In an HPS system, the power steering pump is powered by the engine itself, or more precisely, by the serpentine belt. This belt attaches to the engine and feeds power to a number of systems throughout the vehicle, including the power steering, alternator, and air conditioning. Serpentine belts are designed to last 60,000 to 100,000 miles but can become worn out or broken over time. When this happens, you’ll generally know in a hurry, as it can manifest in everything from a lack of A/C and power steering to a dead battery. Luckily, a serpentine belt is a quick and affordable fix, ranging between $70 and $200.

Bad Steering Rack Mount

Most vehicles rely on a rack-and-pinion steering system to convert rotational motion (turning the steering wheel) into the type of linear motion needed to adjust the angle of the tires. If your car starts to wander to the left or right or create a distinctive grinding noise when turning at low speeds, you could be looking at a faulty steering rack. In most cases, the problem can be fixed by replacing the steering rack bushing, but in some cases, an entirely new mount might be in order.
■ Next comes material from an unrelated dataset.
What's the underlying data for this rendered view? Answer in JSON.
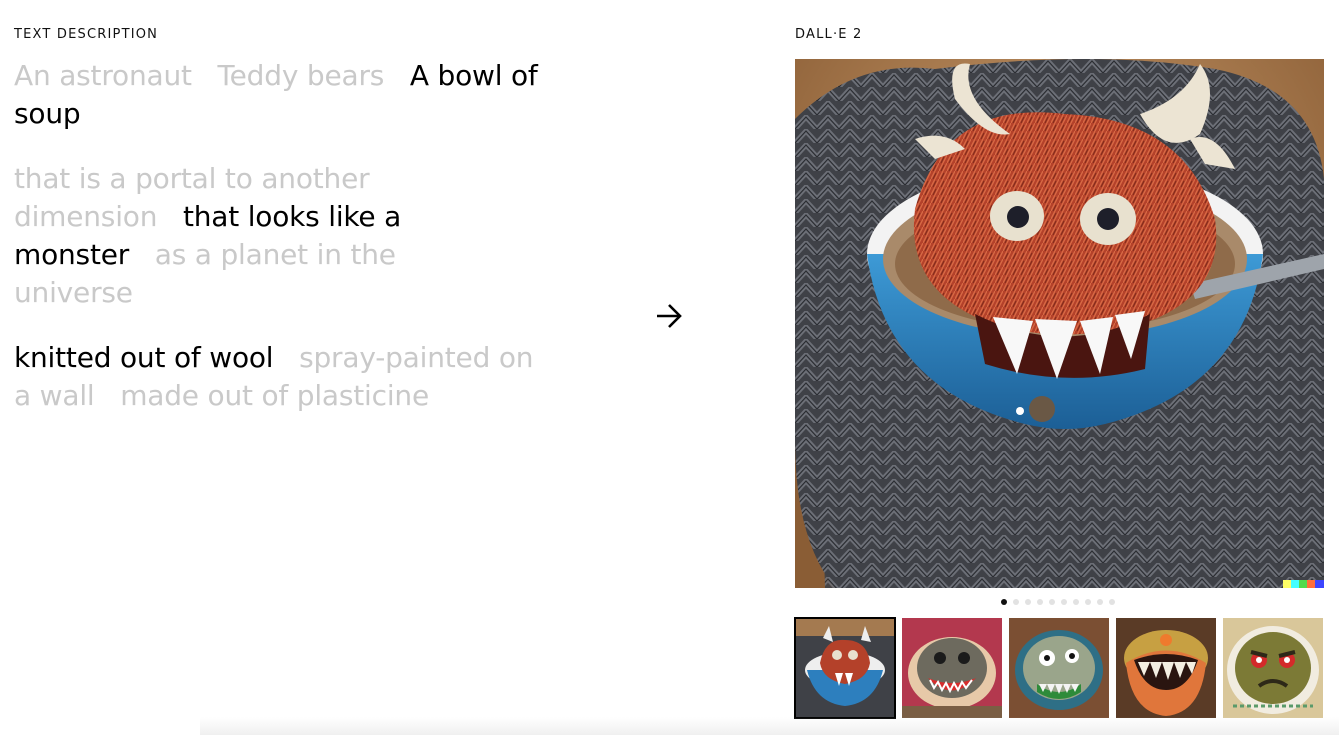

Electrical Issues

We’ve covered some of the basic causes of failure in an HPS system, but what about EPS? In many ways, EPS systems are much simpler than their HPS forerunners, but they’re still prone to failure. EPS systems use an electric motor, an electronic control unit, and a network of sensors to do their things, and a failure in any of these components can easily lead to some serious problems when it comes to steering. Luckily, many of today’s EPS systems come with their own warning light that will alert you to any issues well before you make a turn. If your vehicle is equipped with EPS and you’ve noticed poor power steering performance, don’t waste your time looking for belts or leaks: take it directly to a trusted mechanic for a once-over.

A mechanic is shown holding a steering rack.

Know What to Look For to Identify Potential Problems

Power steering might lack the convenience of an in-vehicle Wi-Fi hotspot or the luxury of heated, massaging seats, but there are a few features that are quite as important when it comes to automotive safety and control. If you notice any of the tell-tale signs of a faulty power steering system, including difficult turns, squeaking or grinding noises, leaks near the front wheels, or a vehicle that wants to pull to the left or right, it might be time to call in the experts.

Some power steering fixes — like topping off the power steering fluid or replacing the serpentine belt — might be well within the reach of the average home mechanic, but for anything more complex, we’d recommend a visit to your trusted local mechanic or dealership. Given its importance when it comes to overall vehicle safety, power steering-related issues are best left to the experts.